To those who see things this way, the ‘Black Lives Matter’ campaign is simply a conspiracy to make decent white people feel guilty when they have no reason to do so. And many think it’s working. The liberal establishment, white and privileged, has for decades, they claim, been appeasing this point of view precisely because its privilege embarrasses it and makes it susceptible to feelings of guilt. Instead, it should have been challenging it. That’s the charge made against papers like the Guardian and also against the BBC. You can’t turn on one of its comedy programmes these days, it’s said, without being obliged to listen to a young black women preaching sermons about how white people have sinned.
And, they say, there is a danger in such alleged appeasement. It risks inciting a backlash against that establishment by white people who don’t want others to apologise on their behalf, thank you very much. How long will it be before there are marches behind banners declaring ‘White Lives Matter’? Tommy Robinson and his crowd are coming back into the news.

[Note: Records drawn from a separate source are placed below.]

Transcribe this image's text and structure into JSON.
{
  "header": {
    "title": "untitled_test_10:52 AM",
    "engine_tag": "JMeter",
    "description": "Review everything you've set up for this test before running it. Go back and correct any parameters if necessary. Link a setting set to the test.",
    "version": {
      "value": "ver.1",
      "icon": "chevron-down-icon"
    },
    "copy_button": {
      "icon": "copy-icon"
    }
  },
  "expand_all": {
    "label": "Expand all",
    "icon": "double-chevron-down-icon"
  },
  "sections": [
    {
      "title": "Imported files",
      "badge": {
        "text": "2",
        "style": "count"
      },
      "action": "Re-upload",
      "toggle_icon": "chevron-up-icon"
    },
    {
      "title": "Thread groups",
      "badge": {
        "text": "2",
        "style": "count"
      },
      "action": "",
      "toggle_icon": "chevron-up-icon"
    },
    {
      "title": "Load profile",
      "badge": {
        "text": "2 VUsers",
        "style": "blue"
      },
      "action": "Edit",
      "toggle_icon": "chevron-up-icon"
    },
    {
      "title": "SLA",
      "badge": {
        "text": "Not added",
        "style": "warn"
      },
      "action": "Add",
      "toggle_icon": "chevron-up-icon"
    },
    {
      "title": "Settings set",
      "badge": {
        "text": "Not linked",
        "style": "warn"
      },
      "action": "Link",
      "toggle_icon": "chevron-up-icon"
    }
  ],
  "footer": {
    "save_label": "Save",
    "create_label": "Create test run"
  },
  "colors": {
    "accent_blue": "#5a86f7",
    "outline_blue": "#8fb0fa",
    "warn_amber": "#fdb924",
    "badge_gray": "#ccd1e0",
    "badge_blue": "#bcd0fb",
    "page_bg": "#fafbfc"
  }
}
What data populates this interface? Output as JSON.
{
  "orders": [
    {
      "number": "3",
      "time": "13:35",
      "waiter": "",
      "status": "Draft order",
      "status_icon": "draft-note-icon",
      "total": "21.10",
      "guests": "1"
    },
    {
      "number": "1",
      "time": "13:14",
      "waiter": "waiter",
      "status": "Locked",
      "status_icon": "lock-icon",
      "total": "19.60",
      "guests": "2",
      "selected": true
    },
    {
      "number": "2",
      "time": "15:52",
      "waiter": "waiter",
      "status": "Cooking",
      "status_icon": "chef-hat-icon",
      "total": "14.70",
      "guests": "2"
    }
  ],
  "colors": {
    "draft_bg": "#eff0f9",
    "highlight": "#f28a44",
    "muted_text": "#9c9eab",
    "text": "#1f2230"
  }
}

Where all this may lead is to confrontation between two armies who each feel themselves to be victims: blacks who regard themselves as victims of white privilege and whites who see themselves as victims of false accusation. To the bemused middle – those who, if they had any banners at all, would march behind ‘All Lives Matter’ – this is not an appealing prospect.
So what do you make of the British response to the killing of George Floyd? Have the marches been a legitimate act of solidarity and a necessary reminder of continuing racial inequality in our own country, or have they risked stoking racial division? Should statues of those associated with the slave trade have been pulled down, and should others follow, or should we leave history alone? How much do you subscribe to the notion that many of the problems black people face in Britain today are due to white privilege? Do you believe in white guilt or not? How worried are you about the prospect of racial polarisation on our streets? And what’s your answer to the underlying question: is Britain racist?
Let us know what you think.